Do you remember what it was like in the studio at the time? When you guys started to hear it, did it seem special to you? Did you think, 'Wow, we're really doing something here'?
No. At that time, I was very disconnected with the band. I don't know if you remember, I left the band back then, too, in '86. I'm always leaving. I'm the rebel. I'm like, 'F--k you guys, I'm out of here.' Anything doesn't work my way--well, not if anything doesn't work my way, but if I find disagreements that don't sit well with me, I'll leave, no hesitation.
Did I think that this album had something? No. But I did feel it for World Painted Blood. That one, as we were working on it I noticed that there was something special about it. And I think it was more how the band members were getting along. We were all having a good time when we were putting this album together and also we had a producer in rehearsal with us who we got along really well with and helped us out through the whole thing. For that album, yes, but for Reign in Blood I didn't.
When you recorded South of Heaven and Seasons in the Abyss, did you make a conscious decision to slow things down, to sort of step back from Reign in Blood?
I think we did, because it made no sense to recreate something we had already created. We knew that we weren't going to be able to top that album. And still to this day, you can't top that record--28 minutes of classic thrash metal. You can't. And that was all done without us even knowing. We were clueless. We just knew what we were doing felt good, and the music we were writing felt good, too.
What did you think about the emergence of death metal in the early '90s? Those bands were obviously taking so much from you guys.

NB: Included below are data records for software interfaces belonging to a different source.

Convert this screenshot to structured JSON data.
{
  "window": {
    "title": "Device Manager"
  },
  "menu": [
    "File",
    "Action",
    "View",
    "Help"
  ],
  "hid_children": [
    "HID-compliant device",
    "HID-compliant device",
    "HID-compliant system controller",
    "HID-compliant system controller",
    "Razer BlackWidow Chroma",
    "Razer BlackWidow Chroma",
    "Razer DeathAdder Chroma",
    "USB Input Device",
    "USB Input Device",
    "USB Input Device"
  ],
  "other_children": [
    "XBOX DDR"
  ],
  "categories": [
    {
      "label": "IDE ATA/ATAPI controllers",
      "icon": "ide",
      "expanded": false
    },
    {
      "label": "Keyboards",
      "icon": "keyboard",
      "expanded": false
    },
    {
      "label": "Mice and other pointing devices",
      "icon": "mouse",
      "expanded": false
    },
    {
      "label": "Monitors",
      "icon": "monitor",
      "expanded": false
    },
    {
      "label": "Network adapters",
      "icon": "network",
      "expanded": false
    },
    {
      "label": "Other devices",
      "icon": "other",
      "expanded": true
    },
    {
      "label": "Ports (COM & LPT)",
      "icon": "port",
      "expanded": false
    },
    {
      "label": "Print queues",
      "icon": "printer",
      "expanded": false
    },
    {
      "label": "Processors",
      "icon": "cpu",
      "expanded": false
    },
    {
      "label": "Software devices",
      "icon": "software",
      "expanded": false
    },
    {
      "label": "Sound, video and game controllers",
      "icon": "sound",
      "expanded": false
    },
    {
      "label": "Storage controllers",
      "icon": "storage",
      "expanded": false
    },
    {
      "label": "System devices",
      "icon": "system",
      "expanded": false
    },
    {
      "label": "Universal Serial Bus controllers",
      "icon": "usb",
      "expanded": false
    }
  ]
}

Some of the performances were great by the musicians, but you know, the singing is a big part of music to me and I just don't find it musically stimulating when the singer has no melody. There has to be melody and a lot of the death metal stuff didn't have that. Death metal, thrash metal, speed metal, whatever metal--'Oh, melody, we don't want no melody.' Well, dude, melody's the core of music and if you can't realize you need melody, good luck with your band.
You never really play blast beats, do you?
Yes, I do. I started playing blast beats during my Fantomas years, when I was recording with Mike Patton. And then I brought blast beats into Slayer. They were stealing from me, all those death metal and grindcore guys were stealing from me, so I stole from them.